Welcome to the Taxpayer's Tab -- the weekly newsletter for up-to-the-minute research from the National Taxpayers Union Foundation's BillTally Project.
Since 1991, NTUF has computed the legislative spending agendas of Members of Congress by analyzing the costs -- and savings -- of the bills that they sponsor and cosponsor. Our goal is to provide you with objective information about what Congress wants to do with your tax dollars in an open and transparent manner.
Each week, NTUF will bring you updates on the week's most and least expensive bills, the ones with the most cosponsors ("the most friended"), and a few bills we've termed Wildcards -- bills that we think you might find interesting.
For more information on the National Taxpayers Union Foundation or the BillTally Project, check out our website and methodology.
Most Expensive Bill of the Week
The Bill: H.R. 3202, Water Protection and Reinvestment Act
Annualized Cost: $10 billion ($50 billion over five years)
Congressman Earl Blumenauer (OR-3) introduced the Water Protection and Reinvestment Act to establish "a steady funding source to rebuild and renew America's outdated water infrastructure [to be] a concrete step that puts us on the path to a healthier, more secure future."
H.R. 3202 creates the Water Protection and Reinvestment Trust Fund for water efficiency efforts, research at regional university centers, and the environmentally-friendly disposal of pharmaceutical drugs. The bill also makes it easier for state and municipal water projects to qualify for federal funding.
The trust fund would have two revenue streams. A fee would be assessed on containers of water-based beverages, products disposed of in waste-water systems, and pharmaceutical products. The fee would range from 0.5 to 4 cents per container. The Clean Water Restoration Tax would impose a 0.15 percent income tax on corporations making more than $4 million per year.
With the two new taxes in effect and the multiple project provisions, the Water Protection Reinvestment Act would increase federal spending by $10 billion a year for each of the next five years. The new spending would be in addition to funds already appropriated for water projects.
Least Expensive Bill of the Week
The Bill: H.R. 6134, To provide for a 10 percent reduction in pay for Members of Congress; to make Federal civilian employees subject to a period of mandatory unpaid leave, and to reduce appropriations for salaries and expenses for offices of the legislative branch, during fiscal year 2011; and for other purposes
Annualized Savings: $5.5 billion (first-year savings)
Congressman Mike Coffman (CO-6) introduced H.R. 6134. The bill would require federal civilian employees to take two non-consecutive furlough weeks in FY 2011. The only exceptions to the measure would be for reasons of national security, public health and safety, law enforcement, and any reason the President considers necessary.

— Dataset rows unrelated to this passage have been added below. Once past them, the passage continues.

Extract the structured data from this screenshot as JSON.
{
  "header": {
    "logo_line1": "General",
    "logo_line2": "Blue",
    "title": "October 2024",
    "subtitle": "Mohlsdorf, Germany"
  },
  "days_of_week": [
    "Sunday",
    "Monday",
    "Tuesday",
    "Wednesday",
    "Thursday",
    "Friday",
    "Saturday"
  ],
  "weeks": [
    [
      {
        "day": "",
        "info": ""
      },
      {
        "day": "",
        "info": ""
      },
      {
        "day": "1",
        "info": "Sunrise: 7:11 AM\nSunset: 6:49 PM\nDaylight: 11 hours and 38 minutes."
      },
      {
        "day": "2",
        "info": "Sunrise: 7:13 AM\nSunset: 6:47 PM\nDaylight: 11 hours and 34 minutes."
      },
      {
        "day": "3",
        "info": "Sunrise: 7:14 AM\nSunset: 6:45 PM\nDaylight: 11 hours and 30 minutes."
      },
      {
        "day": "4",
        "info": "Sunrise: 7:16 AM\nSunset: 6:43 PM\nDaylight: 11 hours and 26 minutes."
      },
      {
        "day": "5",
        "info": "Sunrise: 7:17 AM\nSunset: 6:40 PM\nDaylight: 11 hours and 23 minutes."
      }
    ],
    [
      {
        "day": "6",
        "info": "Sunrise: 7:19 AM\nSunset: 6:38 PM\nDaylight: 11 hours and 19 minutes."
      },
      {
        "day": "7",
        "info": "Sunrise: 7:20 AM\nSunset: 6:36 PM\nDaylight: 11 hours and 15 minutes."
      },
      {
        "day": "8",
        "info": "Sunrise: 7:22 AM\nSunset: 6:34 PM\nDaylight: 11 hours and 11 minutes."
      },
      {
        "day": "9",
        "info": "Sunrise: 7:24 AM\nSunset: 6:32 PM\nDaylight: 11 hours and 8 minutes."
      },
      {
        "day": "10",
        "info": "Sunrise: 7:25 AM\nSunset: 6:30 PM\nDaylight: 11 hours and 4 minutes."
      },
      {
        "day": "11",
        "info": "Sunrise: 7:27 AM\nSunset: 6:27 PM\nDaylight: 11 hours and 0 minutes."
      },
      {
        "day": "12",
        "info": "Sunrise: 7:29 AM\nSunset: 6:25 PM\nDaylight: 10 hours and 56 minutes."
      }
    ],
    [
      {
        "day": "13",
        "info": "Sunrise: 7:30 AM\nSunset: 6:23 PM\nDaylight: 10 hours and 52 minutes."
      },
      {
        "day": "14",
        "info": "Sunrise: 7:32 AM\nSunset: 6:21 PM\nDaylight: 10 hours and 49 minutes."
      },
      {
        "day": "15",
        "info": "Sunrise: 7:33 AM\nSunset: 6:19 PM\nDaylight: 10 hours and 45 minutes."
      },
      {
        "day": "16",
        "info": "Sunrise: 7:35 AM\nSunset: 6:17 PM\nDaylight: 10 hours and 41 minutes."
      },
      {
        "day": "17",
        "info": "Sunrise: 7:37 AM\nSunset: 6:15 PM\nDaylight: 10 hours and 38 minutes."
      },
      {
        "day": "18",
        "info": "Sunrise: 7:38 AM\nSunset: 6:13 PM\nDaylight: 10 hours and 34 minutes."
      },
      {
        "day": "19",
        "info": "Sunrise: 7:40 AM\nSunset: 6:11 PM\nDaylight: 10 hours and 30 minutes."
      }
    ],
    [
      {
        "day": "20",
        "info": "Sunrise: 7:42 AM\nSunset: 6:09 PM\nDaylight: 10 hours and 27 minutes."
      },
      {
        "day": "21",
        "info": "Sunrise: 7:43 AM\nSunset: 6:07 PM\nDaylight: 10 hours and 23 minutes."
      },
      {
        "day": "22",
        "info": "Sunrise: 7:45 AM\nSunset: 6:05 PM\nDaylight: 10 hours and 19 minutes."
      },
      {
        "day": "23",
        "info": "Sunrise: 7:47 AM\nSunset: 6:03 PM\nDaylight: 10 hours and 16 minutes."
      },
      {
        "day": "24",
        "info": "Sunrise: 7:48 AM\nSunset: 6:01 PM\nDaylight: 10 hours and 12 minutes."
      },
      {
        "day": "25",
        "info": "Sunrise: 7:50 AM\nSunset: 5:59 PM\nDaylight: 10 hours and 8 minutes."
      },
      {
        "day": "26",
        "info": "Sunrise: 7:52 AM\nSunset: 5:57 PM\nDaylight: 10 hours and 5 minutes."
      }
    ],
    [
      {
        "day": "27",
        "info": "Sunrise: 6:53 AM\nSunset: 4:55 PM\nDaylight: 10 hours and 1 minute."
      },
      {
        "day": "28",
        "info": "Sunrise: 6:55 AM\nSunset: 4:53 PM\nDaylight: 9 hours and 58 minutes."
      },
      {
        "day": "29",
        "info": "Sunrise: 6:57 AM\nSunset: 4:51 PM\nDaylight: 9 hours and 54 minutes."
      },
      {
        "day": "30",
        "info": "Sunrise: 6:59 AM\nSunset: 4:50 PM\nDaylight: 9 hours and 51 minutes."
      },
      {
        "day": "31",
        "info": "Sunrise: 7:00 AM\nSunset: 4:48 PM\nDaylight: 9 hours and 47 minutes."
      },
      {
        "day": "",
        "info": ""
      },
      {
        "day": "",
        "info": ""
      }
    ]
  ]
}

The legislative branch would also be required to reduce costs through pay and budgetary cuts. Members of Congress would be paid 10 percent less in 2011 than in 2010. A provision in H.R. 6134 also calls for a reduction in salaries and expenses in legislative branch offices. Fiscal year allowances would not be permitted to exceed 96 percent of FY 2010's allowances and expenses for that office.
The cuts in federal personnel hours, district expenses, and Congressional raises would save taxpayers $5.5 billion. The bill is a one year measure.
The Bill: H.R. 1691/S. 688, Breast Cancer Patient Protection Act
Number Of Cosponsors: 252 Congressmen and 19 Senators
H.R. 1691 would require private health insurance plans, in both group and non-group markets, to include coverage and therapy for breast cancer treatment. Cancer therapy would include the removal of cancerous tissue, infected breast removal, and lymph node removal. The bill would impose restrictions on the length of hospital stays. The new mandate would apply to the private-sector, while allowing state, local, and tribal governments to opt out of the bill's requirements.
Based on a 2008 CBO report for a similar bill, the legislation sponsored by Congresswoman Rosa DeLauro (CT-3) and Senator Olympia Snowe (ME) would not result in any new spending.
Cosponsors include 252 House Members, 212 Democrats, 36 Republicans, and 5 now vacant seats. In the Senate, 17 Democrats, one Independent, and one Republican support the legislation, representing different regions of the United States.
We Want You!
NTUF is looking for late summer/fall associate policy analysts to participate in our internship program. Associates assist with BillTally research and other policy projects. Academic credit and a stipend are possible. Email questions to email@example.com. To apply visit our internship page. Join us and help keep a tab on Congress!